Each of the functional feeding groups utilize a specific niche, playing a key role in a system that processes organic matter and nutrients for other organisms. On this scale, each functional feeding groups acts as a component in the system and as we have learned, if a component is lost or disrupted, the entire system can become destabilized. In Arizona, riparian areas are rare and serve as important components in ecosystems as a whole, providing food, water, and shelter for many terrestrial organisms. If riparian areas become weakened due to destabilization, the effects can ripple through the surrounding terrestrial ecosystem, effectively breaking it down. Therefore, riparian areas must be protected to prevent this level of system disruption.

. Place feeding groups into the reaches they most likely inhabit. Describe what conditions exist at each reach to provide ideal habitat.

High Elevation
Transition Zone
Transition Zone

Field Research
Invertebrate collection, identification, and characterization

Student Outcomes:
Students will:
. Generate hypotheses based on observations in the field
. Collect and identify different functional invertebrate groups
. Assign groups to habitat based on findings (pool, riffle, shaded, exposed, etc.)
. Identify trends in species diversity based on feeding type and sampled location

. Guided observations and questions
o What different habitats exist in the surveyed region?
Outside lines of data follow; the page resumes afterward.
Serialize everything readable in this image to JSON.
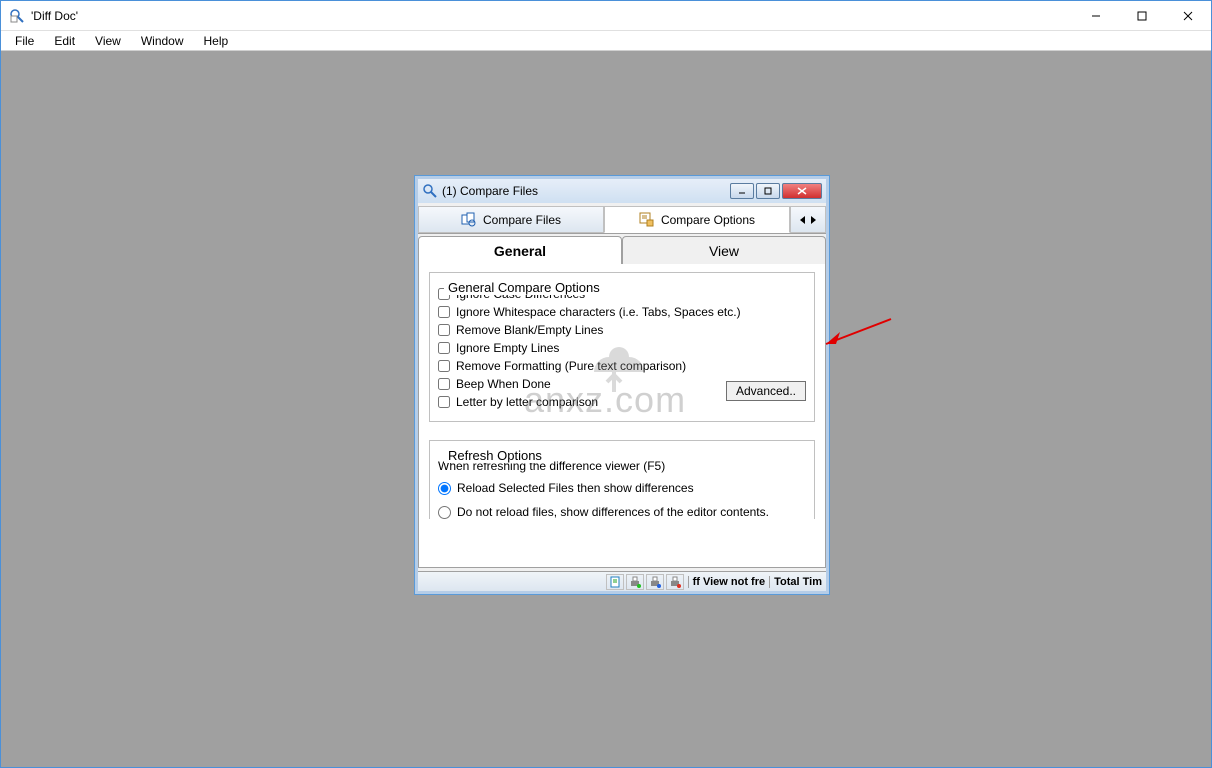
{
  "window": {
    "title": "'Diff Doc'"
  },
  "menubar": {
    "items": [
      "File",
      "Edit",
      "View",
      "Window",
      "Help"
    ]
  },
  "child_window": {
    "title": "(1) Compare Files"
  },
  "toolbar": {
    "tabs": [
      "Compare Files",
      "Compare Options"
    ]
  },
  "sub_tabs": {
    "general": "General",
    "view": "View"
  },
  "general_group": {
    "title": "General Compare Options",
    "opts": [
      "Ignore Case Differences",
      "Ignore Whitespace characters (i.e. Tabs, Spaces etc.)",
      "Remove Blank/Empty Lines",
      "Ignore Empty Lines",
      "Remove Formatting (Pure text comparison)",
      "Beep When Done",
      "Letter by letter comparison"
    ],
    "advanced": "Advanced.."
  },
  "refresh_group": {
    "title": "Refresh Options",
    "subtitle": "When refreshing the difference viewer (F5)",
    "radio1": "Reload Selected Files then show differences",
    "radio2": "Do not reload files, show differences of the editor contents."
  },
  "statusbar": {
    "text1": "ff View not fre",
    "text2": "Total Tim"
  },
  "watermark": {
    "text": "anxz.com"
  }
}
Identify and categorize.
. Hypothesize answers
o What feeder types will be found where? Why?
o Where does Beaver Creek fit in the river continuum based on the relative abundance of aquatic invertebrates?
. Test
o Sample organisms from different habitats and analyze trends

. Hester-Dendy sampler plates
. Fish tank nets
. Magnifying glasses
. Squirt bottle
. Spatula; to scrape plates
. Forceps
. Sample jar or Tupperware for sample sorting
. Invertebrate identification field guide
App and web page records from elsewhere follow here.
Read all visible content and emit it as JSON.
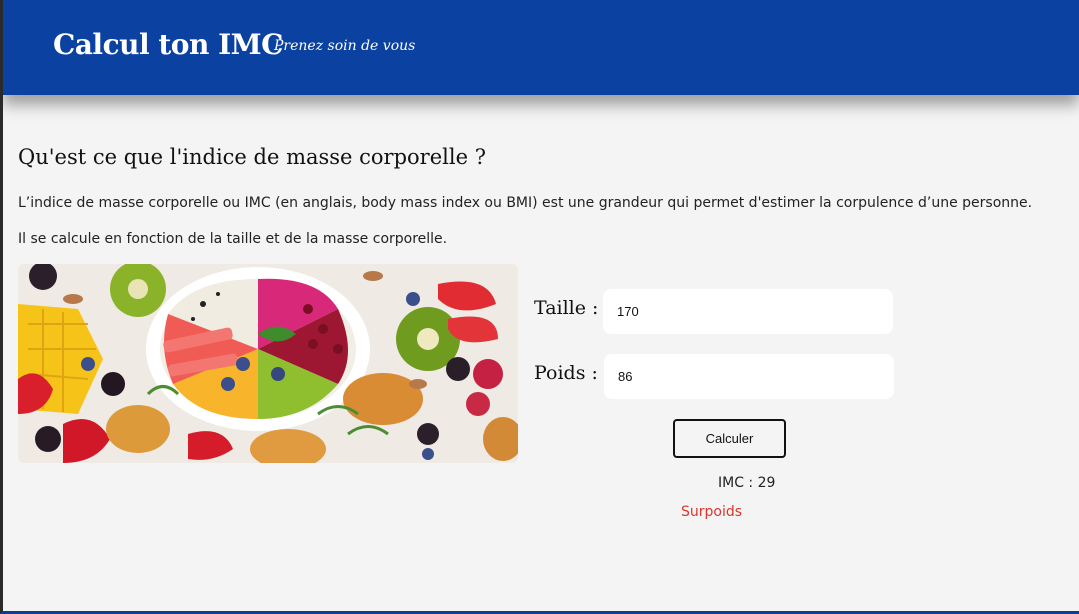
{
  "header": {
    "brand": "Calcul ton IMC",
    "tagline": "Prenez soin de vous"
  },
  "main": {
    "title": "Qu'est ce que l'indice de masse corporelle ?",
    "paragraph1": "L’indice de masse corporelle ou IMC (en anglais, body mass index ou BMI) est une grandeur qui permet d'estimer la corpulence d’une personne.",
    "paragraph2": "Il se calcule en fonction de la taille et de la masse corporelle."
  },
  "form": {
    "taille_label": "Taille :",
    "taille_value": "170",
    "poids_label": "Poids :",
    "poids_value": "86",
    "button_label": "Calculer"
  },
  "result": {
    "imc_text": "IMC : 29",
    "status_text": "Surpoids",
    "status_color": "#d9362b"
  },
  "colors": {
    "header_bg": "#0b41a0",
    "page_bg": "#f4f4f4"
  }
}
. Observe site and hypothesize answers to questions significant to the main research question
. Choose several diverse sampling sites (rocky, sandy, deep, shallow, turbulent, stagnant, shaded, exposed)
. Secure Hester-Dendy sampler into substrate. Allow 2 weeks for colonization.
. Collect samplers. Id samples in the field or store in sample jars or tupperware for id in the classroom/lab.
. If time does not permit Hester-Dendy sampling, use fish tank nets to collect invertebrates in the creek. Be sure to use consistent sampling time at each site.
. Id subjects
. Catalog findings for each habitat type in a table as follows Feeding group Identifiable taxa Total number
. Graph samples by feeding type and habitat and compare to the RCC graphs below
Northern Arizona University         Merriam-Powell Center for Environmental Research         Rocky Mountain Research Station         MAB